**TASK BRIEF:**
Keep every line of the data below that has the string "screenshot" and present those lines.

**RECORDED DATA:**
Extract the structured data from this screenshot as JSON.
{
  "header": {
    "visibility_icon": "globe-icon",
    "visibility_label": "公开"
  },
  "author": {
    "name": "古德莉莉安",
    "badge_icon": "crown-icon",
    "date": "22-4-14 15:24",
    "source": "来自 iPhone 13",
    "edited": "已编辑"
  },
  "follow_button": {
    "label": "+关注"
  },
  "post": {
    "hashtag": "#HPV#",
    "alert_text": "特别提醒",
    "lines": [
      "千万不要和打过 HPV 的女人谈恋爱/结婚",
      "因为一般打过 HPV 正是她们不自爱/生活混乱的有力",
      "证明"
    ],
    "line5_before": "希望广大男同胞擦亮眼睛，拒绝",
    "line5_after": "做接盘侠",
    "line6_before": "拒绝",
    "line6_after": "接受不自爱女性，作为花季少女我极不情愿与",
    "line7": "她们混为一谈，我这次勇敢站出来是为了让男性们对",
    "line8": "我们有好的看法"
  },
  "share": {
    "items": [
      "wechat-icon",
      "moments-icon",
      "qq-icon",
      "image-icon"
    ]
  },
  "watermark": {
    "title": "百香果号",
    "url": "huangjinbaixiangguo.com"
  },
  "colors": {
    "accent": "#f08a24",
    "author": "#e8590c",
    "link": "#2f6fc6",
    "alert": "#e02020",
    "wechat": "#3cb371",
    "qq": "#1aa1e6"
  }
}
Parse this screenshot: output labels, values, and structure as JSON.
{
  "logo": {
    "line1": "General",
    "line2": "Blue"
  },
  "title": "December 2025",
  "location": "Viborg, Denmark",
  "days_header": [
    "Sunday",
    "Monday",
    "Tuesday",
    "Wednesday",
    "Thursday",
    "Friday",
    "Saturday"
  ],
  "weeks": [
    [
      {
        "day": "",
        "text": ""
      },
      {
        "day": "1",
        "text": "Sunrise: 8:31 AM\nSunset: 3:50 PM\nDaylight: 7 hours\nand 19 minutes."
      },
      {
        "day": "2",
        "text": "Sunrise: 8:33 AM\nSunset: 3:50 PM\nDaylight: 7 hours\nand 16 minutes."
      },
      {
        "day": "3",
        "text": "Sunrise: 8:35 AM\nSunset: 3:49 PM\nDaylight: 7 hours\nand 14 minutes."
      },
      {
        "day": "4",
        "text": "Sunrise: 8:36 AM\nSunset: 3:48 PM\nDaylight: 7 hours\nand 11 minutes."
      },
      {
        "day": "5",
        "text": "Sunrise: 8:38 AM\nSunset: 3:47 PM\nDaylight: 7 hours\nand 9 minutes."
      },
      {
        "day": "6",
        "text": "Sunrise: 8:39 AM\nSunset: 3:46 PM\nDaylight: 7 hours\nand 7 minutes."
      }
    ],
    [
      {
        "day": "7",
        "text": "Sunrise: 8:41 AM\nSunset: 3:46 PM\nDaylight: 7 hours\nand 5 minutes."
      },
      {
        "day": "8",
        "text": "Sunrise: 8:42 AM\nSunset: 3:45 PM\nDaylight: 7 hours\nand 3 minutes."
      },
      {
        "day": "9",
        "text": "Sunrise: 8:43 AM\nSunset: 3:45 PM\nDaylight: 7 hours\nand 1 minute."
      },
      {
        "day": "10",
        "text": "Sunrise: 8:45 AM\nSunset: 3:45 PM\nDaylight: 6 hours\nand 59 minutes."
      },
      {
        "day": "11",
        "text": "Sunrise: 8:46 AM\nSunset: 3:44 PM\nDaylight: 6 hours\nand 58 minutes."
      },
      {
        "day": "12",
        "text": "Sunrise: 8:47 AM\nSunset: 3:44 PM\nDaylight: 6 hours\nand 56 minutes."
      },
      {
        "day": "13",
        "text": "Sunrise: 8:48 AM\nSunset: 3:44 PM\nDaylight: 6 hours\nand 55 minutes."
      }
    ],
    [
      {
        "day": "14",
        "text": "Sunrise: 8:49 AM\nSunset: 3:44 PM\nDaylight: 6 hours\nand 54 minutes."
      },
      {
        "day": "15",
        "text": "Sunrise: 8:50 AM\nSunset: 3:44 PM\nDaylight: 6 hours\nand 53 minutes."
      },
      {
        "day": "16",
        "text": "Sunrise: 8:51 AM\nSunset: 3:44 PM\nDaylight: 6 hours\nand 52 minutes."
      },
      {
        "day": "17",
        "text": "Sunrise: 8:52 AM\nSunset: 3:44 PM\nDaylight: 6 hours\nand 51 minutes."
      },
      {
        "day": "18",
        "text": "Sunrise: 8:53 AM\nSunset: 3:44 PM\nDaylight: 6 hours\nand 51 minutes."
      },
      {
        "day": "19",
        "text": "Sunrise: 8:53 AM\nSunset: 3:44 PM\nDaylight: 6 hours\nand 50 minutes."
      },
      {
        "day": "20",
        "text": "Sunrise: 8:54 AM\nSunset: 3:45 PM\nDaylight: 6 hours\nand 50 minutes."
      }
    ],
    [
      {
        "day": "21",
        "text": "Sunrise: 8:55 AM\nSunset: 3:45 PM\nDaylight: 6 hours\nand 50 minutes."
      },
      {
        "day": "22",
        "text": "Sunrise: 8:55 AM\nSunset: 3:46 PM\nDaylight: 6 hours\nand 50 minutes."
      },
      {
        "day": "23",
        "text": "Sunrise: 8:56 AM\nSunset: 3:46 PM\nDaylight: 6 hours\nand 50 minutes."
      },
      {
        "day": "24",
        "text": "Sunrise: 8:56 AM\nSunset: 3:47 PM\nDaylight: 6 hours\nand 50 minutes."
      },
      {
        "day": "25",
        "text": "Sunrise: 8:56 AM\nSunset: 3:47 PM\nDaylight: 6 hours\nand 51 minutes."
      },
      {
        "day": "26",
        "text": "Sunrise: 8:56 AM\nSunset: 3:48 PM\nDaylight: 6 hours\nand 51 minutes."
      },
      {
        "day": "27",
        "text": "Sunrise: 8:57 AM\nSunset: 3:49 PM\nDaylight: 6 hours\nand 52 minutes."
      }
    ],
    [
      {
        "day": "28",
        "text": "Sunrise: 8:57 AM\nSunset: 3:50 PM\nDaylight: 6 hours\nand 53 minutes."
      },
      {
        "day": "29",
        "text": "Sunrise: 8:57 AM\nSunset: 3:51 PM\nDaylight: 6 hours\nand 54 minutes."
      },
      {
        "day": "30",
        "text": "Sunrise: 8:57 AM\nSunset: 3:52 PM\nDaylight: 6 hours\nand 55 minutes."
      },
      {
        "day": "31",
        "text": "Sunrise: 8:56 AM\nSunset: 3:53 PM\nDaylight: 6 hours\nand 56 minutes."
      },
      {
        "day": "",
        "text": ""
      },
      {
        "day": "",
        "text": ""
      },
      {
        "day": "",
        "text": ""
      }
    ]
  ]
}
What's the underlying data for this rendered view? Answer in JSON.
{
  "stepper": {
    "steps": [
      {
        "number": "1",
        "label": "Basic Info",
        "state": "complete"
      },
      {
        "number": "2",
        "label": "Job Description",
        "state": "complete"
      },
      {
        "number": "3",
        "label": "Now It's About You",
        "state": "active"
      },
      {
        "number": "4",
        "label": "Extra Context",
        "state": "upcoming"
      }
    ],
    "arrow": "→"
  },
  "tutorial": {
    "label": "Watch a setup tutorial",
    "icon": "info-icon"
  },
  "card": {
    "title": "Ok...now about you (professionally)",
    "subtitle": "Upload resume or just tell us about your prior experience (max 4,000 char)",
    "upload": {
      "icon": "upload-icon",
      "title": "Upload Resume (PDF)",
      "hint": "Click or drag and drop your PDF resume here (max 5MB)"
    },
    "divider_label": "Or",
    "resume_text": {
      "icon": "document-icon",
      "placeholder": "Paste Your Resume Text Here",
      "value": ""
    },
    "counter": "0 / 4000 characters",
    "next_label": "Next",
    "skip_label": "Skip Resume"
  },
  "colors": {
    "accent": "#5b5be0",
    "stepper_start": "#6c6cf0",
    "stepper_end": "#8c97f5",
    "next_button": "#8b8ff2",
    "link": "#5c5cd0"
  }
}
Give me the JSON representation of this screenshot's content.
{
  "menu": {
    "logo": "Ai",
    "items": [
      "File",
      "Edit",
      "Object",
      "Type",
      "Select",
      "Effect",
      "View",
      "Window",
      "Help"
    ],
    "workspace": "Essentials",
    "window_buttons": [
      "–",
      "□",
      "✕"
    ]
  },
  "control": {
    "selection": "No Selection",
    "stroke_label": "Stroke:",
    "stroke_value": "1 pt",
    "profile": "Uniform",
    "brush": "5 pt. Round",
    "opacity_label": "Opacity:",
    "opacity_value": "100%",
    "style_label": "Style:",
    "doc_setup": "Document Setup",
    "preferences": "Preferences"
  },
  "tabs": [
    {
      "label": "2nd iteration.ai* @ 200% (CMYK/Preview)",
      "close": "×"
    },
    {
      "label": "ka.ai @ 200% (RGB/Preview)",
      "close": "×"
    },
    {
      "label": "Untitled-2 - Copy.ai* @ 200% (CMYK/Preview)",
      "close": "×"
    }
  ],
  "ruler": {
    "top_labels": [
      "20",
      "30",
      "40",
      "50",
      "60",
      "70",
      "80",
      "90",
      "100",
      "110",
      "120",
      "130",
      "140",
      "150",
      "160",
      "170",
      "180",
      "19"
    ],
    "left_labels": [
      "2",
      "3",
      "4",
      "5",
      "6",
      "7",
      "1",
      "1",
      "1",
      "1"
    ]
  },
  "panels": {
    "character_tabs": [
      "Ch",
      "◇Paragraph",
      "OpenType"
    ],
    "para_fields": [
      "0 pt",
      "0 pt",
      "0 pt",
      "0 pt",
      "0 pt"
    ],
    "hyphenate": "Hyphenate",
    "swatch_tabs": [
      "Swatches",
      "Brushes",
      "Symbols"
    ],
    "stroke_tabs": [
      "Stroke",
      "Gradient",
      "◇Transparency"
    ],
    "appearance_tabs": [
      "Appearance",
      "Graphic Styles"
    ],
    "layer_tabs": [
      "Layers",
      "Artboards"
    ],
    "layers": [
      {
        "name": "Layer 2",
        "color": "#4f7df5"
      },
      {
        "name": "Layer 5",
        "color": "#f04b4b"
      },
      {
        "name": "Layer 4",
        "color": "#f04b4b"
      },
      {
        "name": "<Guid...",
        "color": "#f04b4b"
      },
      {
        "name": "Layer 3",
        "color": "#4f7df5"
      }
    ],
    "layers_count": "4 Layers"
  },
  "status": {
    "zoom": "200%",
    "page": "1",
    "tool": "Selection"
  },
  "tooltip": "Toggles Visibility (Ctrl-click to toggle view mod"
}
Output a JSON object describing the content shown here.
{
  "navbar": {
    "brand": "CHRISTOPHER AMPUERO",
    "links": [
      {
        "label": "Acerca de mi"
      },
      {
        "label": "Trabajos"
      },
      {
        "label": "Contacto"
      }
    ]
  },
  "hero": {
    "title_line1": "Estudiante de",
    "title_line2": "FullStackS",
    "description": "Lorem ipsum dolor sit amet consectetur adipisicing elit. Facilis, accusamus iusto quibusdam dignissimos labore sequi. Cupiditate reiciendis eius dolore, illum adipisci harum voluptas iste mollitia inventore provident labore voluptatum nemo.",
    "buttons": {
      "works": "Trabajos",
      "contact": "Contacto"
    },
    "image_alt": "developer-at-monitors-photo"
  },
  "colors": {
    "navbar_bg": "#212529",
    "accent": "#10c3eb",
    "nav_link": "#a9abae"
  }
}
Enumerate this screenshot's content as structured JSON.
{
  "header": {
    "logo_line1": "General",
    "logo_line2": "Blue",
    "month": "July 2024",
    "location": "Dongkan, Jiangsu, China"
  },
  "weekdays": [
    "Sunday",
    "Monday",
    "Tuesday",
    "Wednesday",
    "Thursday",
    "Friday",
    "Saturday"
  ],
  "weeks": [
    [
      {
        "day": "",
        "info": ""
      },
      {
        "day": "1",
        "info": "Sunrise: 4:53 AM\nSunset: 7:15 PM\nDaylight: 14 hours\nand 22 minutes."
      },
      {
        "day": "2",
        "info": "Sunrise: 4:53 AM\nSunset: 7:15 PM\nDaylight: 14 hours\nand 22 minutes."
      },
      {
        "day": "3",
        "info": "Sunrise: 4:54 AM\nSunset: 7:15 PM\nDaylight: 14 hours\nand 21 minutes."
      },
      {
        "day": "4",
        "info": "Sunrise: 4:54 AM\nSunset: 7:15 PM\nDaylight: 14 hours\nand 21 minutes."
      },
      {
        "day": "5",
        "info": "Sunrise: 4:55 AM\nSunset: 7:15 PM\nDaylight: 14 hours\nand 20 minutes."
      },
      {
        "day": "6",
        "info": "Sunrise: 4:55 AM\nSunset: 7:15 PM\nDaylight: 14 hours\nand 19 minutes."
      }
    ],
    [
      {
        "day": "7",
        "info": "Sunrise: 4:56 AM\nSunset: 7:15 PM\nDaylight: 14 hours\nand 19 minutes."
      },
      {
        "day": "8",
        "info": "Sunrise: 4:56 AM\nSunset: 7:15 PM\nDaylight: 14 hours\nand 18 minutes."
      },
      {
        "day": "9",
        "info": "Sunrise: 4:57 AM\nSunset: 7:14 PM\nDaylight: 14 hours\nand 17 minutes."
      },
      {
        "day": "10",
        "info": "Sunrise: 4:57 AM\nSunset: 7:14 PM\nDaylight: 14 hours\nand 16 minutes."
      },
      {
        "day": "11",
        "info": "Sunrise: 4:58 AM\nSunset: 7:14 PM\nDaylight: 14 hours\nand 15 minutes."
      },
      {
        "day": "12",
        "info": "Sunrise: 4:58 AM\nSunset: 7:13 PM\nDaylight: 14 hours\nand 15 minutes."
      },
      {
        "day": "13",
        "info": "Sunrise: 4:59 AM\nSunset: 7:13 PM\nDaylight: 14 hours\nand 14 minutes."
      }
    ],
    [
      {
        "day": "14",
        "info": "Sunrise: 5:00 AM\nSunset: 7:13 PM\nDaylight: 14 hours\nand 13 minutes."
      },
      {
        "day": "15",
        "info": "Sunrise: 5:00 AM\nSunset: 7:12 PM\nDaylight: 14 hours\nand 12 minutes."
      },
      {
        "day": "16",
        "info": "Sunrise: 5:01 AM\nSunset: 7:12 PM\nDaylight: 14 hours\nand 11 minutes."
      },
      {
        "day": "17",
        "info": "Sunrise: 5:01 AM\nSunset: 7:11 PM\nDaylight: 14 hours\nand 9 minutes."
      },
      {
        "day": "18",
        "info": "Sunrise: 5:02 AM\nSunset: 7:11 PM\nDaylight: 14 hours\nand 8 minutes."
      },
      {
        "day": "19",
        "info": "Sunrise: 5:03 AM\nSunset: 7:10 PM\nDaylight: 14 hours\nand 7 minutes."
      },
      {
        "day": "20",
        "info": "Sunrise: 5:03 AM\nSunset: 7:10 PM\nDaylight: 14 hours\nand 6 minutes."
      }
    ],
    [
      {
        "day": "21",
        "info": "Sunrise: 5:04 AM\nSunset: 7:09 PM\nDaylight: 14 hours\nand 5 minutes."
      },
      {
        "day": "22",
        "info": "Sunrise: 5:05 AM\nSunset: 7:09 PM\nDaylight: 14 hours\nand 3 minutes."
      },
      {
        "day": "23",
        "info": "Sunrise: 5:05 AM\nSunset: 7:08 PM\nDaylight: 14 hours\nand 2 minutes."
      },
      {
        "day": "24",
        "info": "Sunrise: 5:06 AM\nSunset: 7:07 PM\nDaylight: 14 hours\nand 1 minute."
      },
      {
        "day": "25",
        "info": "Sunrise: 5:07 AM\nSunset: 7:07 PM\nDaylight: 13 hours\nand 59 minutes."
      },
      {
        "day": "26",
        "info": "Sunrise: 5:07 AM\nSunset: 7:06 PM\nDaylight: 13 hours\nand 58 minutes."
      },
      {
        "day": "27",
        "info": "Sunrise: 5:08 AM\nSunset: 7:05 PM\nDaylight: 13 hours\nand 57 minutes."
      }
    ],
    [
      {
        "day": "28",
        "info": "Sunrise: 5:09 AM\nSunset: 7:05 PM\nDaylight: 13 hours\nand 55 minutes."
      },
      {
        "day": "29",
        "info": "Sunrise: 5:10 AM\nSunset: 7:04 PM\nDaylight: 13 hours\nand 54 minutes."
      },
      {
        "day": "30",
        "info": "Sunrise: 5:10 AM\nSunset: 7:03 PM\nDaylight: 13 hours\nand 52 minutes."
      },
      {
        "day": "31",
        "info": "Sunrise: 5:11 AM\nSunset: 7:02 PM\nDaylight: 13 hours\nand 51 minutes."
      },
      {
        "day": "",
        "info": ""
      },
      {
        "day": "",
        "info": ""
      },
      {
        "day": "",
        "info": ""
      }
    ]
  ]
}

**ANSWER TO THE EXERCISE:**
Extract the structured data from this screenshot as JSON.
Parse this screenshot: output labels, values, and structure as JSON.
Give me the JSON representation of this screenshot's content.
Enumerate this screenshot's content as structured JSON.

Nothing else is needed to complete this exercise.